App and web page records ->
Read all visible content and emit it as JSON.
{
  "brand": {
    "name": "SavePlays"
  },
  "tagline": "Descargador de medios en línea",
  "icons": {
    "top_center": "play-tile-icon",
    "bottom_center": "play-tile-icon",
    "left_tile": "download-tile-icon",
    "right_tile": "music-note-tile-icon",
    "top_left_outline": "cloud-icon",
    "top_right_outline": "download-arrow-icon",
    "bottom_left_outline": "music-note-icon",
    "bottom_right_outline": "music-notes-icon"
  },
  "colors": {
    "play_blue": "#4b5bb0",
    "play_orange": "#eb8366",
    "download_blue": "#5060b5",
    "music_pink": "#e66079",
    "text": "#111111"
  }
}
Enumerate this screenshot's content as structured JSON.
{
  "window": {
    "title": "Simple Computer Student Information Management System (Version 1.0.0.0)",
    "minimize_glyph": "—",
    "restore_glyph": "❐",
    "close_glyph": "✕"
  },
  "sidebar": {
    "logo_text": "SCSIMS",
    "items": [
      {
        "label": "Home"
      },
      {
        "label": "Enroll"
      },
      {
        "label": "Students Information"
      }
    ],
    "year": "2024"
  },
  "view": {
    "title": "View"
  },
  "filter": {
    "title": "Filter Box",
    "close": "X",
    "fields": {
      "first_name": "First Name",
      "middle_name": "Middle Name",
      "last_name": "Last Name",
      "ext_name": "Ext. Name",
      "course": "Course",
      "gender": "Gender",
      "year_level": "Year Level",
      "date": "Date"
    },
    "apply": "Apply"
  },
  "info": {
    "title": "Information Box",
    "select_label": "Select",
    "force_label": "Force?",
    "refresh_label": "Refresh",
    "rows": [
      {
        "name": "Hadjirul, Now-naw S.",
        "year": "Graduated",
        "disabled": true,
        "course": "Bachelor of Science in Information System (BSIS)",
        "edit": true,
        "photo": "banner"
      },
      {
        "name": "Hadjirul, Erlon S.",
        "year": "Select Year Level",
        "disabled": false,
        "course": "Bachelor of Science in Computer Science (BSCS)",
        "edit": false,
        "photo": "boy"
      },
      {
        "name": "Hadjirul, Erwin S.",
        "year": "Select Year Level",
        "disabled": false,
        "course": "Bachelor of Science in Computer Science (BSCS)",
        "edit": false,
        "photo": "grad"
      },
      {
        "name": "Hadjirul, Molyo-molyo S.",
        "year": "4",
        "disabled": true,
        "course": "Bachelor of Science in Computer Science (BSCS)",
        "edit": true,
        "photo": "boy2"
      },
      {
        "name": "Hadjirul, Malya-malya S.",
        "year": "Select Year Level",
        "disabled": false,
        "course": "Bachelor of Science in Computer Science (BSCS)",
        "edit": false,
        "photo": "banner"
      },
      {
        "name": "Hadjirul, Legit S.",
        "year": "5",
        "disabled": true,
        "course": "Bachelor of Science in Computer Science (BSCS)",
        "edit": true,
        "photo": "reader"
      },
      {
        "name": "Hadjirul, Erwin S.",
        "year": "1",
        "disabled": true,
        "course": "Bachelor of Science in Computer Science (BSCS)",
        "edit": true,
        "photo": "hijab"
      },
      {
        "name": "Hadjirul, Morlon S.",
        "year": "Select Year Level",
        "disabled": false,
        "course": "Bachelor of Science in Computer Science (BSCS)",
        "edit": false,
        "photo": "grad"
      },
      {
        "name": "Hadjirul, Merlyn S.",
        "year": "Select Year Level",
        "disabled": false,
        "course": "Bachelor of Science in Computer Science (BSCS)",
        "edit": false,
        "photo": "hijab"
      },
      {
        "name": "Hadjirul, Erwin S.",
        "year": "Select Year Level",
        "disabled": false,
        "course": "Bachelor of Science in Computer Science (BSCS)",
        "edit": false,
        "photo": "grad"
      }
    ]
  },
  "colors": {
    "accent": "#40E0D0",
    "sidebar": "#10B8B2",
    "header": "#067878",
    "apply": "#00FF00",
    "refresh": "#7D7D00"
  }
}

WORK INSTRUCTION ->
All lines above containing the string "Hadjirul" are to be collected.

ANSWER TO THE EXERCISE ->
        "name": "Hadjirul, Now-naw S.",
        "name": "Hadjirul, Erlon S.",
        "name": "Hadjirul, Erwin S.",
        "name": "Hadjirul, Molyo-molyo S.",
        "name": "Hadjirul, Malya-malya S.",
        "name": "Hadjirul, Legit S.",
        "name": "Hadjirul, Erwin S.",
        "name": "Hadjirul, Morlon S.",
        "name": "Hadjirul, Merlyn S.",
        "name": "Hadjirul, Erwin S.",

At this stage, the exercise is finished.